This week marks what would’ve been a vibrant meeting in Denver for the 2020 SCMS annual conference. A gathering that is always a highlight of my year, this is where ideas are hatched, shared, and celebrated; where visions for the future of the discipline are discussed and deliberated; and where people meet in a kindred spirit of scholarship and community. While I am disappointed to miss opportunities for creative encounters and good conversations, I am eager to share with you some new publications and recent highlights from the University of California Press’s Film and Media Studies list.
Gregory Zinman’s book Making Images Move: Handmade Cinema and the Other Arts is a visual tour de force that explores how moving-image artists who worked in experimental film pushed the medium toward abstraction through a number of unconventional filmmaking practices.
Thomas Stubblefield’s Drone Art: The Everywhere War as Medium is a groundbreaking study of the role of drones in contemporary visual culture, and this emerging genre’s historical lineage and political aspiration.
Jose Capino’s Martial Law Melodrama: Lino Brocka’s Cinema Politics is a major critical intervention into the Filipino filmmaker’s career and oeuvre, offering a timely lesson about popular cinema’s vital role in the struggle for democracy.
Peter Limbrick’s Arab Modernism as World Cinema: The Films of Moumen Smihi offers new ways for thinking about world cinema and modernism in the Middle East and North Africa, and about Arab cinema in the world.
Tom Rice’s Films for the Colonies: Cinema and the Preservation of the British Empire highlights the integral role of film in managing and maintaining a rapidly changing Empire and offers a compelling and far-reaching account of the media, propaganda, and the legacies of colonialism.
Christina Klein’s Cold War Cosmopolitanism: Period Styles in 1950s Korean Cinema combines nuanced readings of Han Hyung-mo’s sophisticated style with careful attention to key issues of modernity—such as feminism, cosmopolitanism, and consumerism. The online version of this book is freely available at www.luminosoa.org.
Kris Fallon’s Where Truth Lies: Digital Culture and Documentary Media after 9/11 is a boldly original work that looks at how the documentary impulse has shifted in the digital age. The online version of this book is freely available at www.luminosoa.org.
I look forward to seeing you next year in Chicago, with some of these forthcoming titles:
Samantha Sheppard’s Sporting Blackness: Race, Embodiment, and Critical Muscle Memory on Screen explores what it means to embody, perform, play out, and contest blackness by representations of Black athletes on screen.
In the Studio: Visual Creation and Its Material Environments, edited by Brian R. Jacobson, provides new insights into moving-image culture by focusing on the sites of artistic creation and physical labor—these worlds built to build worlds.

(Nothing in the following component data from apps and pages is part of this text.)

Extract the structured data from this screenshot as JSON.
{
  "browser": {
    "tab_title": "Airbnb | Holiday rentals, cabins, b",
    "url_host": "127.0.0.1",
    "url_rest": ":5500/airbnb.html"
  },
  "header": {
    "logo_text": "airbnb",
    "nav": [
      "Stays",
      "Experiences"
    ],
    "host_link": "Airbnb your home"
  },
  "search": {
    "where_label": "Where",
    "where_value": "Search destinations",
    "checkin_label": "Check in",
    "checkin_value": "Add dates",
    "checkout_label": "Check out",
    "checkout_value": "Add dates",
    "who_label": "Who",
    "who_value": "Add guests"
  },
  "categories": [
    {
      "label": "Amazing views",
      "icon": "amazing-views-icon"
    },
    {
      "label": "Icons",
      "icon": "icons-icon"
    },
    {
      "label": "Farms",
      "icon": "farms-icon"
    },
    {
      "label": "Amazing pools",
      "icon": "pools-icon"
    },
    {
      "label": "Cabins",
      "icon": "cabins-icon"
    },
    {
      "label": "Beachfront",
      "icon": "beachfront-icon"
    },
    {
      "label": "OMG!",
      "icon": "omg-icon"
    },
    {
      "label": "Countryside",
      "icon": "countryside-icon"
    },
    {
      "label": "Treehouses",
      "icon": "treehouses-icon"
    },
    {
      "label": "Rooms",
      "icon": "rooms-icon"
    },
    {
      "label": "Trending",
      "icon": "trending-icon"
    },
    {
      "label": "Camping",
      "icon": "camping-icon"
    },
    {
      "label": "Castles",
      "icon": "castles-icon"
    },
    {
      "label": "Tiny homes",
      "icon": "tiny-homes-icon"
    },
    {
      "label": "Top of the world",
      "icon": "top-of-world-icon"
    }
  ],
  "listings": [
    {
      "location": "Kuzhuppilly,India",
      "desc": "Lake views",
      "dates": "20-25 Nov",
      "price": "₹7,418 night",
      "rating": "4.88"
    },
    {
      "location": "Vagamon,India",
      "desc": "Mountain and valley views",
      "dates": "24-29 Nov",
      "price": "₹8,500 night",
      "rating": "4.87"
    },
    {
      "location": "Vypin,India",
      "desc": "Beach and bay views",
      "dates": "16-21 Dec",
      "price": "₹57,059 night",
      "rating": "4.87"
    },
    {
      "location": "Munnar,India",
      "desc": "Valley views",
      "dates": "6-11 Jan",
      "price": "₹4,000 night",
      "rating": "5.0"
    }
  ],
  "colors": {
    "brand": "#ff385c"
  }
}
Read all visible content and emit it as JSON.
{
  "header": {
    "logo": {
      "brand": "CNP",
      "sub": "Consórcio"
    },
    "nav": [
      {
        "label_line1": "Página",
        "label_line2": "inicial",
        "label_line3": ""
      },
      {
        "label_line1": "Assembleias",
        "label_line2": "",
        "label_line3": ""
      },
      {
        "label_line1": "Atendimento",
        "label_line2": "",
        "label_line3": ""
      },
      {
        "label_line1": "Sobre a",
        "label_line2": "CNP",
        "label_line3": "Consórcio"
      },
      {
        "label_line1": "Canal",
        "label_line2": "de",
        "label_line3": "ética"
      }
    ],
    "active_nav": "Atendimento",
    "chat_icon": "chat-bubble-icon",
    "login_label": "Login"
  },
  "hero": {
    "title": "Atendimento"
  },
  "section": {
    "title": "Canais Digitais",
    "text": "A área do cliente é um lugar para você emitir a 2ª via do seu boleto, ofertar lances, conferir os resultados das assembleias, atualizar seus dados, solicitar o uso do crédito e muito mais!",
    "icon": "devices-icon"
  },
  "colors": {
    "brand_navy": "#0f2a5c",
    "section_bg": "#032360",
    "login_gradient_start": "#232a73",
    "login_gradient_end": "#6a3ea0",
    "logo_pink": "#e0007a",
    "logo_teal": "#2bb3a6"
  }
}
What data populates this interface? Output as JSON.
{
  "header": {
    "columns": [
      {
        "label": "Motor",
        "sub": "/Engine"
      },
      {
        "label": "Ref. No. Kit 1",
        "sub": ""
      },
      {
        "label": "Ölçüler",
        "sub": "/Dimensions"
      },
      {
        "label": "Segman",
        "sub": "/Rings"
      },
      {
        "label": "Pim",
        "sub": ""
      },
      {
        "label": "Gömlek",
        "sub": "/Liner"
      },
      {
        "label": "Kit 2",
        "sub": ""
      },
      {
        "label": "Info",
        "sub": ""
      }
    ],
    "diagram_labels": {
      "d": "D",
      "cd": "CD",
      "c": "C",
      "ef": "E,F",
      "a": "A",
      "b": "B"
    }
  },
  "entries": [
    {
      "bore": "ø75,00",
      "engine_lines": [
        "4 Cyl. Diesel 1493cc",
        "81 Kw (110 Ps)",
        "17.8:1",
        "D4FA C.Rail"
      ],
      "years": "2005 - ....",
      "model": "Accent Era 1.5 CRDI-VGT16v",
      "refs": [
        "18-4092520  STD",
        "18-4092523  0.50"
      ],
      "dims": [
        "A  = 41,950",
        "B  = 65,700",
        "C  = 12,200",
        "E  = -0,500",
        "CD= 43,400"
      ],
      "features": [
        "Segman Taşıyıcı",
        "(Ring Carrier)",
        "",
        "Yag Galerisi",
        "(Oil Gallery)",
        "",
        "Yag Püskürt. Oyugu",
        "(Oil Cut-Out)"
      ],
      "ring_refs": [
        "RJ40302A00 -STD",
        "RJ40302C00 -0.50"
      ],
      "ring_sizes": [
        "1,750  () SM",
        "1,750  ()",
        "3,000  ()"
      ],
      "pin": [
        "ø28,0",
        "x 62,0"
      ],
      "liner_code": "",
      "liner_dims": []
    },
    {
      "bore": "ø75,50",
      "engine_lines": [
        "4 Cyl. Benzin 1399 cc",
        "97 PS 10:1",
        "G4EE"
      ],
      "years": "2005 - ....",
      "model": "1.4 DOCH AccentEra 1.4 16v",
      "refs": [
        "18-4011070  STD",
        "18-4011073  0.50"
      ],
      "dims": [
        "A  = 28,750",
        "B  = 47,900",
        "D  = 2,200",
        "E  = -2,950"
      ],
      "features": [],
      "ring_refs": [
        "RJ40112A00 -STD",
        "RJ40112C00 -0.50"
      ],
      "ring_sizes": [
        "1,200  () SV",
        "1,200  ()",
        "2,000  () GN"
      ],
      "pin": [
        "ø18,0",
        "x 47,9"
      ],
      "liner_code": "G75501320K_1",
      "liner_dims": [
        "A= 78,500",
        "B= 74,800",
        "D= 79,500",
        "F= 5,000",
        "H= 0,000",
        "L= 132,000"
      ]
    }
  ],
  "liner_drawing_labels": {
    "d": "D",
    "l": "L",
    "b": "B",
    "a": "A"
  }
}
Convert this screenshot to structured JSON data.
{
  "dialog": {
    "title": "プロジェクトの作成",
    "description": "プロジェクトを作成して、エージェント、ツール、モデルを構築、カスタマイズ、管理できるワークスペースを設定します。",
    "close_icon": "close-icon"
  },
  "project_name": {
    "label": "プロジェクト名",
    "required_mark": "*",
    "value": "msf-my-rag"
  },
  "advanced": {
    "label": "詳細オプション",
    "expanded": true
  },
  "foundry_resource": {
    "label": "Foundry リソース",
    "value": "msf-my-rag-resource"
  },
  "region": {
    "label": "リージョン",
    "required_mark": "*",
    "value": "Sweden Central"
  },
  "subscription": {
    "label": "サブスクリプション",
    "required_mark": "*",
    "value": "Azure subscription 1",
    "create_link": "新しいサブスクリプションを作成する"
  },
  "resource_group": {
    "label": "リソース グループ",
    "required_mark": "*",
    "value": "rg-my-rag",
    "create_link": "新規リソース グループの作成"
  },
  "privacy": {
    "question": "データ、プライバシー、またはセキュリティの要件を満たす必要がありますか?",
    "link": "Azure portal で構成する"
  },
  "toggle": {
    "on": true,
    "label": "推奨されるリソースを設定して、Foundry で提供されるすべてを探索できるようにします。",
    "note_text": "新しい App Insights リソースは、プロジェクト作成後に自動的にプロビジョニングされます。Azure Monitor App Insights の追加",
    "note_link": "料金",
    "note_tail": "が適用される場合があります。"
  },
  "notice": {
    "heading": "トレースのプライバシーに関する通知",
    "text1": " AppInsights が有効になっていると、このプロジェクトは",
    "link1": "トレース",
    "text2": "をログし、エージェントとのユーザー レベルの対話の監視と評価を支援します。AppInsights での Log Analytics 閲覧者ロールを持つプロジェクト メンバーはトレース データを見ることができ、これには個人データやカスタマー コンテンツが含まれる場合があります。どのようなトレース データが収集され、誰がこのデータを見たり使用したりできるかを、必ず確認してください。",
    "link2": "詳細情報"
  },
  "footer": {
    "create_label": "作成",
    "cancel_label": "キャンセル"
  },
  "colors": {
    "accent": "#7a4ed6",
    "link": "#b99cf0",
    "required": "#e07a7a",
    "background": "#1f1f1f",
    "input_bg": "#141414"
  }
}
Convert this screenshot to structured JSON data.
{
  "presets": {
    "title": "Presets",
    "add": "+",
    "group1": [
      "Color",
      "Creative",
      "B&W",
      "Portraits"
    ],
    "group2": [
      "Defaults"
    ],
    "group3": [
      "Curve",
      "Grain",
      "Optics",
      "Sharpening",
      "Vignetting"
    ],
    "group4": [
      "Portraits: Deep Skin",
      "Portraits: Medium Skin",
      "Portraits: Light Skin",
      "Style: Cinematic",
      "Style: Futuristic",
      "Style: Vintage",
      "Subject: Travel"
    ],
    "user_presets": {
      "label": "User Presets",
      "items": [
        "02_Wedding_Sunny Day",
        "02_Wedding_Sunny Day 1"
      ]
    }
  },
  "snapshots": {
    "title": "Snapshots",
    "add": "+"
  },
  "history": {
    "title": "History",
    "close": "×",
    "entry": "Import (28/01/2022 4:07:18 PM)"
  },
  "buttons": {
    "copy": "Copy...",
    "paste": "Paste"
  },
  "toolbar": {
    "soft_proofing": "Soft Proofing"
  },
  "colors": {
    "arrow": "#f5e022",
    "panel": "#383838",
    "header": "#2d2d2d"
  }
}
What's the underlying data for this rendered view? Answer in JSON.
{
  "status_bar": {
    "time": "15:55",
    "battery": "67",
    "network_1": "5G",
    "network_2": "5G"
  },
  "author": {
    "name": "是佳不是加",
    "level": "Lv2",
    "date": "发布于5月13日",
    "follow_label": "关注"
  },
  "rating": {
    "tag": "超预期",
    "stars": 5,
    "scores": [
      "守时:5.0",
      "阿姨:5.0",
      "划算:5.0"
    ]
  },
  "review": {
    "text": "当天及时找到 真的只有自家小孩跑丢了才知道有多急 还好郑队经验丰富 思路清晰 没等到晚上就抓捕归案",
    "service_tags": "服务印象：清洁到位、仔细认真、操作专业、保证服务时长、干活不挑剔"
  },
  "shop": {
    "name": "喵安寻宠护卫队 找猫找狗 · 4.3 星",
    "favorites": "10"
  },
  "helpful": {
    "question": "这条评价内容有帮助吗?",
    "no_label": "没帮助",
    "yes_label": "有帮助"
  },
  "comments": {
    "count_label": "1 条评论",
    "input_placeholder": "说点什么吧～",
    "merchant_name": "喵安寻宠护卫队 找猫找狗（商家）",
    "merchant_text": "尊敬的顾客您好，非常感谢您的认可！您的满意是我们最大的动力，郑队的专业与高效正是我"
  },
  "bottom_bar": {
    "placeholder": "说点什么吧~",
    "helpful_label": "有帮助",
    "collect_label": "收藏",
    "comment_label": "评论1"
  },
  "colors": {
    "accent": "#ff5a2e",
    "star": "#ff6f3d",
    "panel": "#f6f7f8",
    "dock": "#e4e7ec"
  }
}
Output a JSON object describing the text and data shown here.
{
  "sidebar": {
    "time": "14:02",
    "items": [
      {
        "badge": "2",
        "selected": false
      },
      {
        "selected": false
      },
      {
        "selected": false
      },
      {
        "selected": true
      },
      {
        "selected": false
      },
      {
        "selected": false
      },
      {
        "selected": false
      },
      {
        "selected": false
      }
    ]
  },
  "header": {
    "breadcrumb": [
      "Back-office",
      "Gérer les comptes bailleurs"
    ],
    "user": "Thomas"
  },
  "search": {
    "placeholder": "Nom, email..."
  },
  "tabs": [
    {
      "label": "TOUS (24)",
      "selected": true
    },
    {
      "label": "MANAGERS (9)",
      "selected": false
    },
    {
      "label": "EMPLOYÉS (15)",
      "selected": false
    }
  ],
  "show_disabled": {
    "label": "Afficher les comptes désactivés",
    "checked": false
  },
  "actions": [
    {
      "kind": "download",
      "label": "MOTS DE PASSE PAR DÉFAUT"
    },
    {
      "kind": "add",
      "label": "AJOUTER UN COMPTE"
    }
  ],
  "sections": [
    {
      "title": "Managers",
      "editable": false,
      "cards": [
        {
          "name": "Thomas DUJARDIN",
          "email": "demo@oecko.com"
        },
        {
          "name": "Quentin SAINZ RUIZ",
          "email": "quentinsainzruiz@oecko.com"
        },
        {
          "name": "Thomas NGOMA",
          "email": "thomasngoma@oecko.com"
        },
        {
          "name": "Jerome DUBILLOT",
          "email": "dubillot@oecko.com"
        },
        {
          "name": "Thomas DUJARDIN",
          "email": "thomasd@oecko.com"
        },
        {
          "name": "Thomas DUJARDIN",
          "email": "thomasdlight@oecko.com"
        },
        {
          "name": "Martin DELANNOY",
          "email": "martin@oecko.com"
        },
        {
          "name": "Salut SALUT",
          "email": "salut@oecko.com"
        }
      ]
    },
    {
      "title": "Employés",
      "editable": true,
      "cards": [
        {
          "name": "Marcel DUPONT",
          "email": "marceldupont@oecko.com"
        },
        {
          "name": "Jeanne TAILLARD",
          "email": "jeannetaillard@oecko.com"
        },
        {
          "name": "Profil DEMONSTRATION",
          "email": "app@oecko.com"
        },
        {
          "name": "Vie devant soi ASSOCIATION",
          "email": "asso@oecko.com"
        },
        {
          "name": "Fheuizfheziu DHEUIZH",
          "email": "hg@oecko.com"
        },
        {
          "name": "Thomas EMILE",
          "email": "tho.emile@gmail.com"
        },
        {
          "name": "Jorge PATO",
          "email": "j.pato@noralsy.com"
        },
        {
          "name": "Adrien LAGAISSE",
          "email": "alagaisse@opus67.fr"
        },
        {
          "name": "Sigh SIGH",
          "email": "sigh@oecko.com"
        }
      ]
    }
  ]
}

Haidee Wasson’s Everyday Movies: Portable Film Projectors and the Transformation of American Culture is a sweeping and groundbreaking study that reorients the history of cinema away from the movie theater’s magic, illustrating the remarkable persistence and proliferation of devices that fundamentally rejected the sleek, highly professionalized film show and allowed for those that were accessible, affordable, programmable, and used in everyday life.
If you were planning to drop by the exhibit hall and pitch your own book, I’d love to hear from you. You can find our submission guidelines here.